» What this task involves
Only the lines from the line containing "Give me the" to the end of the entries, both included, belong in your answer, and each must match exactly.

Stored records

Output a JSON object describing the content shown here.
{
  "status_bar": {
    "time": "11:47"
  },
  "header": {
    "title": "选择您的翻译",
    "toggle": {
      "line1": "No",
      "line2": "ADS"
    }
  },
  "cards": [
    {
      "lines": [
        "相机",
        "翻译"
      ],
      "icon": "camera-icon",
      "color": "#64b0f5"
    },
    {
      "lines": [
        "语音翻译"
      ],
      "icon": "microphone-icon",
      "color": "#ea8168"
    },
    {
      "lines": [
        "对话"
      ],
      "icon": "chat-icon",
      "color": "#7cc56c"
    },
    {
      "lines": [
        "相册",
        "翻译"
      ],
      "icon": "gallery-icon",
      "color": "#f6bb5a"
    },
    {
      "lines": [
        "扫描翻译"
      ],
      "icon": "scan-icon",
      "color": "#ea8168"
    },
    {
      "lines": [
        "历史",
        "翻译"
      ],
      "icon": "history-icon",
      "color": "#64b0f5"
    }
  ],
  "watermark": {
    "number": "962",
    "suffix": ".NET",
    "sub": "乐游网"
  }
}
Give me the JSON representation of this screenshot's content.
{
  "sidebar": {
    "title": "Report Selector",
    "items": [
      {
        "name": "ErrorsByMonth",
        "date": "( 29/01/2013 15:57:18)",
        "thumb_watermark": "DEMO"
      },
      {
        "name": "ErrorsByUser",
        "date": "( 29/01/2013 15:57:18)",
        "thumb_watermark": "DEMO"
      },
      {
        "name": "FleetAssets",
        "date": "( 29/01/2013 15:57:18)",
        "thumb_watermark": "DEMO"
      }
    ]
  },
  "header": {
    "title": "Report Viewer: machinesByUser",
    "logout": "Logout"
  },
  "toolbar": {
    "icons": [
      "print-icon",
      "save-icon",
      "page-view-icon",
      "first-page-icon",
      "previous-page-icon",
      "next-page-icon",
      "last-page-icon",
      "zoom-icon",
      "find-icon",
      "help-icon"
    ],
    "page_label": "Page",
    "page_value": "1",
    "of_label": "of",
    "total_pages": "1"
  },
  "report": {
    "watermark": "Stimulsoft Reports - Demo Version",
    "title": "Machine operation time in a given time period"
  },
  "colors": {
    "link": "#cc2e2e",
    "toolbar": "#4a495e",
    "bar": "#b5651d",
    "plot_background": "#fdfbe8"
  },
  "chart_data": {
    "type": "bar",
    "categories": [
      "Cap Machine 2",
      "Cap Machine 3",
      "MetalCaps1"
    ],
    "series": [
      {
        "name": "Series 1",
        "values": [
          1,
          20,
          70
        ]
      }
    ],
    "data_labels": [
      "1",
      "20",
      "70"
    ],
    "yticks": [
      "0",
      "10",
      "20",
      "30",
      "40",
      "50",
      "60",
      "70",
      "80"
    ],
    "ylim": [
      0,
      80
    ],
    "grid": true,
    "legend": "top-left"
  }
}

» Written answer
Give me the JSON representation of this screenshot's content.
{
  "sidebar": {
    "title": "Report Selector",
    "items": [
      {
        "name": "ErrorsByMonth",
        "date": "( 29/01/2013 15:57:18)",
        "thumb_watermark": "DEMO"
      },
      {
        "name": "ErrorsByUser",
        "date": "( 29/01/2013 15:57:18)",
        "thumb_watermark": "DEMO"
      },
      {
        "name": "FleetAssets",
        "date": "( 29/01/2013 15:57:18)",
        "thumb_watermark": "DEMO"
      }
    ]
  },
  "header": {
    "title": "Report Viewer: machinesByUser",
    "logout": "Logout"
  },
  "toolbar": {
    "icons": [
      "print-icon",
      "save-icon",
      "page-view-icon",
      "first-page-icon",
      "previous-page-icon",
      "next-page-icon",
      "last-page-icon",
      "zoom-icon",
      "find-icon",
      "help-icon"
    ],
    "page_label": "Page",
    "page_value": "1",
    "of_label": "of",
    "total_pages": "1"
  },
  "report": {
    "watermark": "Stimulsoft Reports - Demo Version",
    "title": "Machine operation time in a given time period"
  },
  "colors": {
    "link": "#cc2e2e",
    "toolbar": "#4a495e",
    "bar": "#b5651d",
    "plot_background": "#fdfbe8"
  },
  "chart_data": {
    "type": "bar",
    "categories": [
      "Cap Machine 2",
      "Cap Machine 3",
      "MetalCaps1"
    ],
    "series": [
      {
        "name": "Series 1",
        "values": [
          1,
          20,
          70
        ]
      }
    ],
    "data_labels": [
      "1",
      "20",
      "70"
    ],
    "yticks": [
      "0",
      "10",
      "20",
      "30",
      "40",
      "50",
      "60",
      "70",
      "80"
    ],
    "ylim": [
      0,
      80
    ],
    "grid": true,
    "legend": "top-left"
  }
}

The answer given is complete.